As COVID-19 sweeps through hospitals, nurses’ cries for better personal protective equipment have become commonplace. Now, research suggests that a lack of resources could put nurses’ psychological well-being at risk.
In a new study in the Archives of Psychiatric Nursing, scholars from Purdue University analyzed responses from 372 registered nurses licensed in Indiana in a survey conducted before the pandemic. When asked about their experiences, nurses revealed a host of traumatic experiences, including being assaulted by patients and watching patients die due to medical errors, and reported symptoms such as exhaustion, guilt, disturbed sleep, flashbacks and intrusive thoughts.
A common theme was lack of resources – and it led the researchers to identify a new subset of trauma. They define insufficient resource trauma as psychological trauma that occurs when nurses lack the knowledge, personnel or supplies needed to fulfill their ethical, professional and organizational responsibilities.
Those shortages are now common.

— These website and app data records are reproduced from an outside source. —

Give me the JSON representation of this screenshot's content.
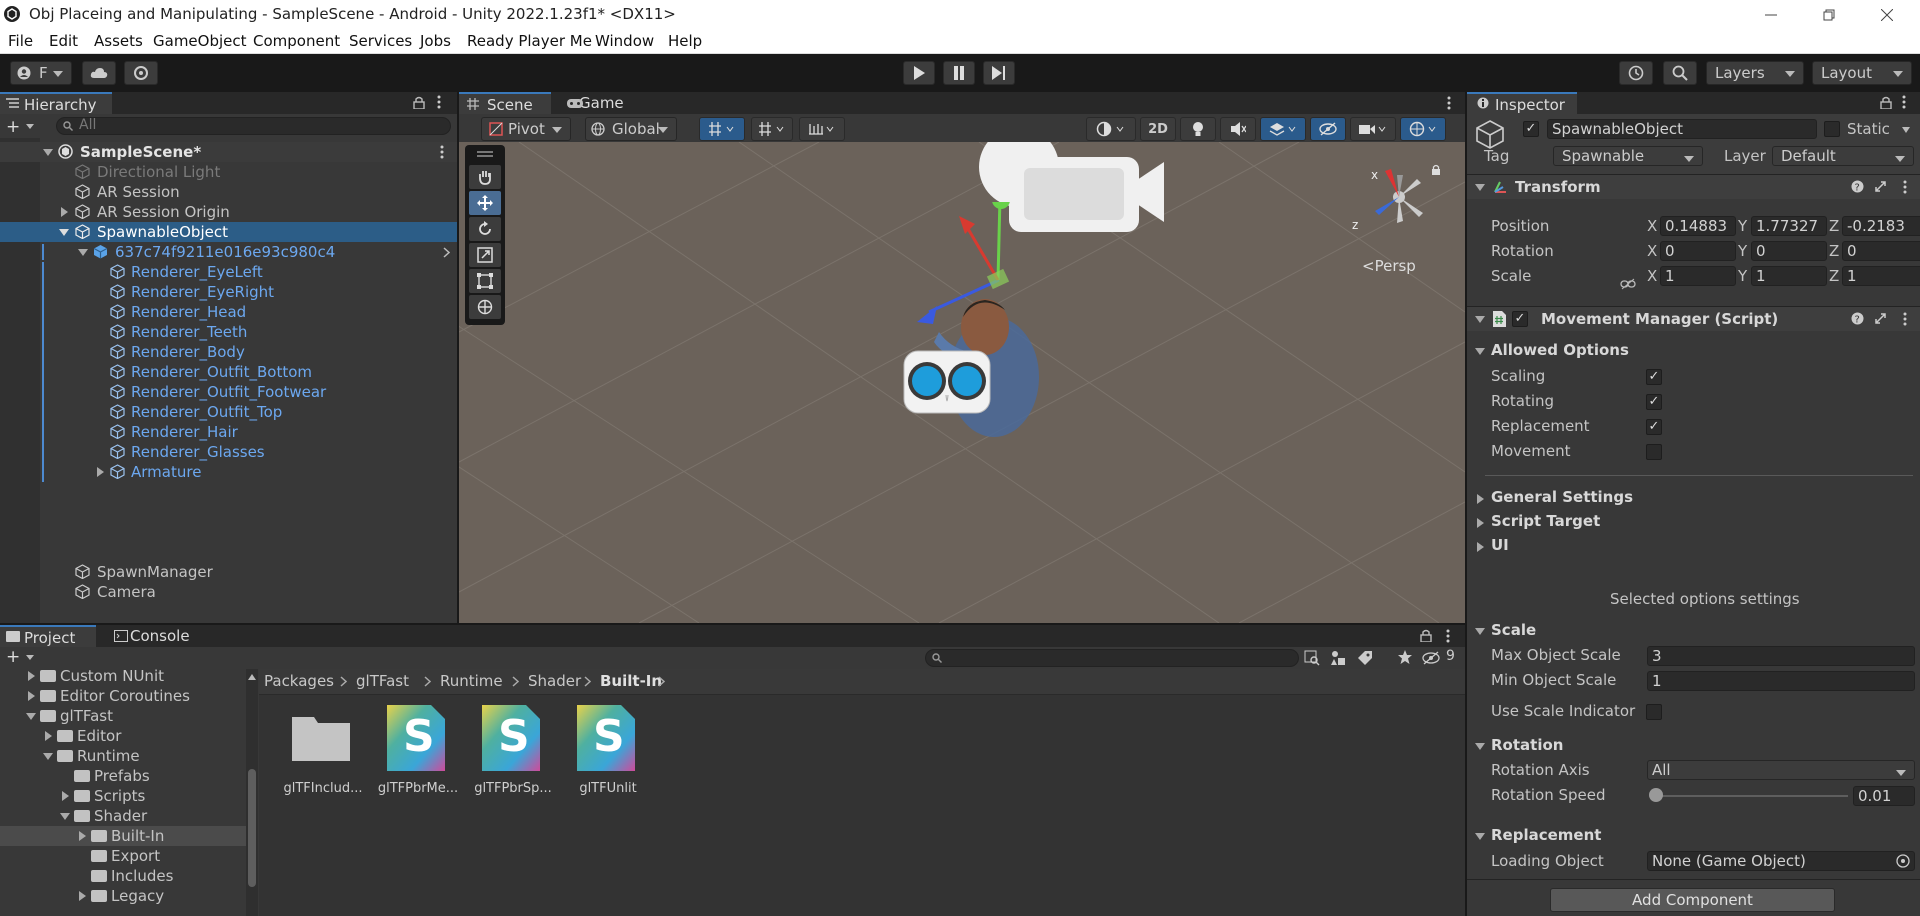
{
  "window": {
    "title": "Obj Placeing and Manipulating - SampleScene - Android - Unity 2022.1.23f1* <DX11>"
  },
  "menu": [
    "File",
    "Edit",
    "Assets",
    "GameObject",
    "Component",
    "Services",
    "Jobs",
    "Ready Player Me",
    "Window",
    "Help"
  ],
  "toolbar": {
    "account_label": "F",
    "layers_label": "Layers",
    "layout_label": "Layout"
  },
  "hierarchy": {
    "tab_label": "Hierarchy",
    "search_placeholder": "All",
    "items": [
      {
        "label": "SampleScene*",
        "style": "scene"
      },
      {
        "label": "Directional Light",
        "style": "disabled"
      },
      {
        "label": "AR Session",
        "style": "normal"
      },
      {
        "label": "AR Session Origin",
        "style": "normal"
      },
      {
        "label": "SpawnableObject",
        "style": "selected"
      },
      {
        "label": "637c74f9211e016e93c980c4",
        "style": "prefab"
      },
      {
        "label": "Renderer_EyeLeft",
        "style": "prefab-child"
      },
      {
        "label": "Renderer_EyeRight",
        "style": "prefab-child"
      },
      {
        "label": "Renderer_Head",
        "style": "prefab-child"
      },
      {
        "label": "Renderer_Teeth",
        "style": "prefab-child"
      },
      {
        "label": "Renderer_Body",
        "style": "prefab-child"
      },
      {
        "label": "Renderer_Outfit_Bottom",
        "style": "prefab-child"
      },
      {
        "label": "Renderer_Outfit_Footwear",
        "style": "prefab-child"
      },
      {
        "label": "Renderer_Outfit_Top",
        "style": "prefab-child"
      },
      {
        "label": "Renderer_Hair",
        "style": "prefab-child"
      },
      {
        "label": "Renderer_Glasses",
        "style": "prefab-child"
      },
      {
        "label": "Armature",
        "style": "prefab-child"
      },
      {
        "label": "SpawnManager",
        "style": "normal"
      },
      {
        "label": "Camera",
        "style": "normal"
      }
    ]
  },
  "scene": {
    "tabs": [
      "Scene",
      "Game"
    ],
    "pivot_label": "Pivot",
    "global_label": "Global",
    "mode_2d": "2D",
    "persp_label": "Persp",
    "gizmo_x": "x",
    "gizmo_z": "z"
  },
  "project": {
    "tabs": [
      "Project",
      "Console"
    ],
    "hidden_count": "9",
    "breadcrumb": [
      "Packages",
      "glTFast",
      "Runtime",
      "Shader",
      "Built-In"
    ],
    "tree": [
      {
        "label": "Custom NUnit"
      },
      {
        "label": "Editor Coroutines"
      },
      {
        "label": "glTFast"
      },
      {
        "label": "Editor"
      },
      {
        "label": "Runtime"
      },
      {
        "label": "Prefabs"
      },
      {
        "label": "Scripts"
      },
      {
        "label": "Shader"
      },
      {
        "label": "Built-In"
      },
      {
        "label": "Export"
      },
      {
        "label": "Includes"
      },
      {
        "label": "Legacy"
      }
    ],
    "assets": [
      {
        "label": "glTFInclud..."
      },
      {
        "label": "glTFPbrMe..."
      },
      {
        "label": "glTFPbrSp..."
      },
      {
        "label": "glTFUnlit"
      }
    ],
    "shader_glyph": "S"
  },
  "inspector": {
    "tab_label": "Inspector",
    "object_name": "SpawnableObject",
    "static_label": "Static",
    "tag_label": "Tag",
    "tag_value": "Spawnable",
    "layer_label": "Layer",
    "layer_value": "Default",
    "transform": {
      "header": "Transform",
      "position_label": "Position",
      "rotation_label": "Rotation",
      "scale_label": "Scale",
      "axis_x": "X",
      "axis_y": "Y",
      "axis_z": "Z",
      "position": [
        "0.14883",
        "1.77327",
        "-0.2183"
      ],
      "rotation": [
        "0",
        "0",
        "0"
      ],
      "scale": [
        "1",
        "1",
        "1"
      ]
    },
    "script": {
      "header": "Movement Manager (Script)",
      "allowed_options": "Allowed Options",
      "options": [
        {
          "label": "Scaling",
          "checked": true
        },
        {
          "label": "Rotating",
          "checked": true
        },
        {
          "label": "Replacement",
          "checked": true
        },
        {
          "label": "Movement",
          "checked": false
        }
      ],
      "foldouts": [
        "General Settings",
        "Script Target",
        "UI"
      ],
      "selected_options": "Selected options settings",
      "scale_section": "Scale",
      "max_scale_label": "Max Object Scale",
      "max_scale_value": "3",
      "min_scale_label": "Min Object Scale",
      "min_scale_value": "1",
      "use_scale_indicator_label": "Use Scale Indicator",
      "rotation_section": "Rotation",
      "rotation_axis_label": "Rotation Axis",
      "rotation_axis_value": "All",
      "rotation_speed_label": "Rotation Speed",
      "rotation_speed_value": "0.01",
      "rotation_speed_fraction": 0.01,
      "replacement_section": "Replacement",
      "loading_object_label": "Loading Object",
      "loading_object_value": "None (Game Object)"
    },
    "add_component_label": "Add Component"
  }
}
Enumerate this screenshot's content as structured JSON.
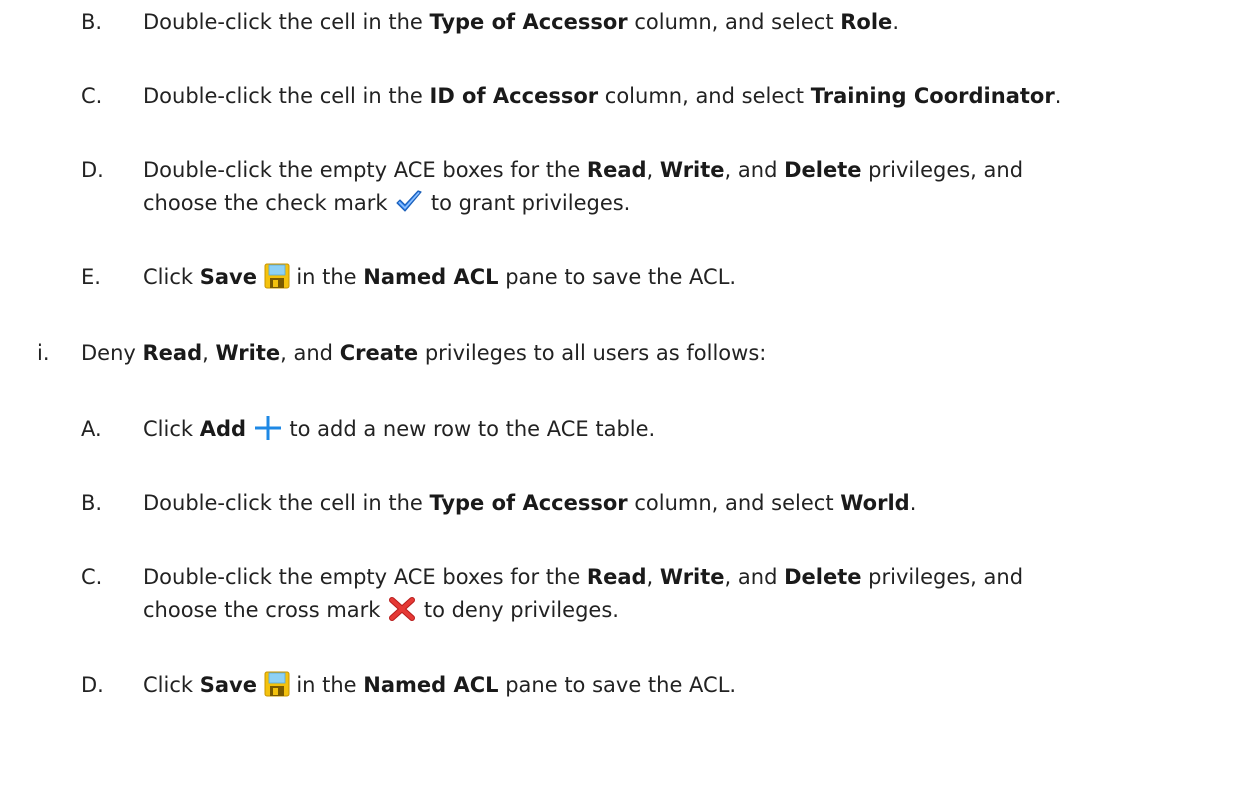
{
  "steps": [
    {
      "marker": "B.",
      "parts": [
        "Double-click the cell in the ",
        "Type of Accessor",
        " column, and select ",
        "Role",
        "."
      ]
    },
    {
      "marker": "C.",
      "parts": [
        "Double-click the cell in the ",
        "ID of Accessor",
        " column, and select ",
        "Training Coordinator",
        "."
      ]
    },
    {
      "marker": "D.",
      "line1": [
        "Double-click the empty ACE boxes for the ",
        "Read",
        ", ",
        "Write",
        ", and ",
        "Delete",
        " privileges, and"
      ],
      "line2": [
        "choose the check mark ",
        " to grant privileges."
      ],
      "icon": "checkmark-icon"
    },
    {
      "marker": "E.",
      "parts": [
        "Click ",
        "Save",
        " in the ",
        "Named ACL",
        " pane to save the ACL."
      ],
      "icon": "save-icon"
    },
    {
      "marker": "i.",
      "parts": [
        "Deny ",
        "Read",
        ", ",
        "Write",
        ", and ",
        "Create",
        " privileges to all users as follows:"
      ]
    },
    {
      "marker": "A.",
      "parts": [
        "Click ",
        "Add",
        " to add a new row to the ACE table."
      ],
      "icon": "add-icon"
    },
    {
      "marker": "B.",
      "parts": [
        "Double-click the cell in the ",
        "Type of Accessor",
        " column, and select ",
        "World",
        "."
      ]
    },
    {
      "marker": "C.",
      "line1": [
        "Double-click the empty ACE boxes for the ",
        "Read",
        ", ",
        "Write",
        ", and ",
        "Delete",
        " privileges, and"
      ],
      "line2": [
        "choose the cross mark ",
        " to deny privileges."
      ],
      "icon": "cross-icon"
    },
    {
      "marker": "D.",
      "parts": [
        "Click ",
        "Save",
        " in the ",
        "Named ACL",
        " pane to save the ACL."
      ],
      "icon": "save-icon"
    }
  ],
  "colors": {
    "text": "#222222",
    "add_icon": "#1e88e5",
    "cross_icon": "#e53935",
    "check_icon": "#2f80ed",
    "save_icon": "#f4c20d"
  }
}
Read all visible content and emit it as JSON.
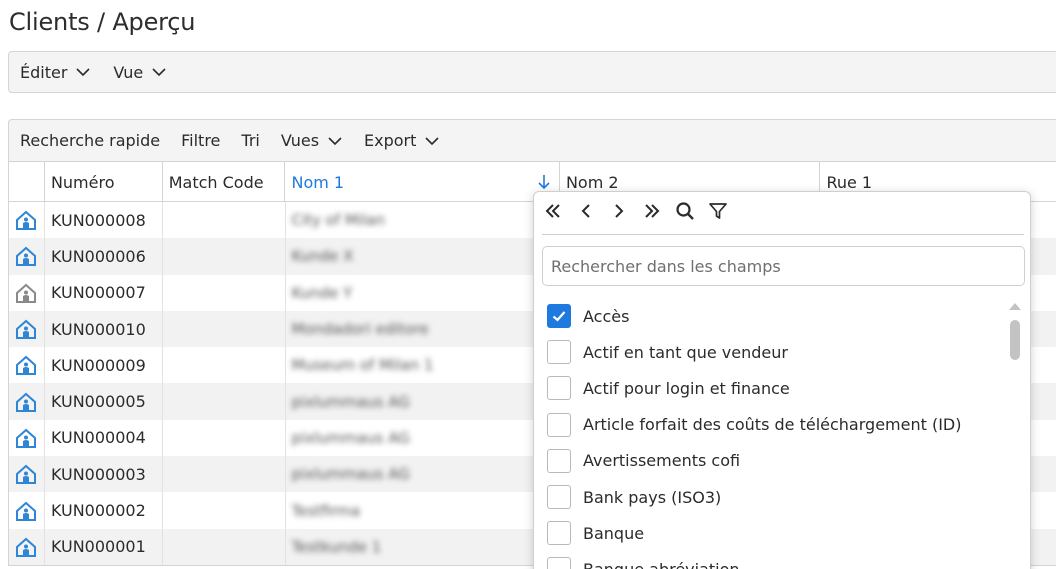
{
  "page": {
    "title": "Clients / Aperçu"
  },
  "menubar": {
    "items": [
      {
        "label": "Éditer"
      },
      {
        "label": "Vue"
      }
    ]
  },
  "toolbar": {
    "items": [
      {
        "label": "Recherche rapide",
        "dropdown": false
      },
      {
        "label": "Filtre",
        "dropdown": false
      },
      {
        "label": "Tri",
        "dropdown": false
      },
      {
        "label": "Vues",
        "dropdown": true
      },
      {
        "label": "Export",
        "dropdown": true
      }
    ]
  },
  "grid": {
    "columns": [
      "",
      "Numéro",
      "Match Code",
      "Nom 1",
      "Nom 2",
      "Rue 1"
    ],
    "sorted_column": "Nom 1",
    "sort_direction": "descending",
    "rows": [
      {
        "icon": "house-icon-blue",
        "numero": "KUN000008",
        "match_code": "",
        "nom1": "City of Milan"
      },
      {
        "icon": "house-icon-blue",
        "numero": "KUN000006",
        "match_code": "",
        "nom1": "Kunde X"
      },
      {
        "icon": "house-icon-grey",
        "numero": "KUN000007",
        "match_code": "",
        "nom1": "Kunde Y"
      },
      {
        "icon": "house-icon-blue",
        "numero": "KUN000010",
        "match_code": "",
        "nom1": "Mondadori editore"
      },
      {
        "icon": "house-icon-blue",
        "numero": "KUN000009",
        "match_code": "",
        "nom1": "Museum of Milan 1"
      },
      {
        "icon": "house-icon-blue",
        "numero": "KUN000005",
        "match_code": "",
        "nom1": "pixlummaus AG"
      },
      {
        "icon": "house-icon-blue",
        "numero": "KUN000004",
        "match_code": "",
        "nom1": "pixlummaus AG"
      },
      {
        "icon": "house-icon-blue",
        "numero": "KUN000003",
        "match_code": "",
        "nom1": "pixlummaus AG"
      },
      {
        "icon": "house-icon-blue",
        "numero": "KUN000002",
        "match_code": "",
        "nom1": "Testfirma"
      },
      {
        "icon": "house-icon-blue",
        "numero": "KUN000001",
        "match_code": "",
        "nom1": "Testkunde 1"
      }
    ]
  },
  "dropdown": {
    "search_placeholder": "Rechercher dans les champs",
    "tools": [
      "first-page-icon",
      "prev-icon",
      "next-icon",
      "last-page-icon",
      "search-icon",
      "filter-icon"
    ],
    "fields": [
      {
        "label": "Accès",
        "checked": true
      },
      {
        "label": "Actif en tant que vendeur",
        "checked": false
      },
      {
        "label": "Actif pour login et finance",
        "checked": false
      },
      {
        "label": "Article forfait des coûts de téléchargement (ID)",
        "checked": false
      },
      {
        "label": "Avertissements cofi",
        "checked": false
      },
      {
        "label": "Bank pays (ISO3)",
        "checked": false
      },
      {
        "label": "Banque",
        "checked": false
      },
      {
        "label": "Banque abréviation",
        "checked": false
      }
    ]
  },
  "colors": {
    "accent": "#1f7ae0",
    "house_blue": "#2f86d6",
    "house_grey": "#8a8a8a",
    "row_alt": "#f2f2f2"
  }
}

In late May, 66% of health-care workers in a Washington Post-Ipsos poll reported shortages of N95 respirator masks, another 42% reported glove shortages, and 36% reported shortages of both protective gowns and face shields. Some nurses have walked off the job rather than perform their duties without sufficient protective equipment. The researchers’ analysis echoed that, suggesting that nurse retention may be endangered by nurses’ psychological trauma.
Though some traumas, such as witnessing the deaths of patients, are unavoidable, the researchers conclude that insufficient resource trauma is not.
“Nurses’ reports were vivid, frequently indicating they were still recovering from traumatic experiences,” the study concluded.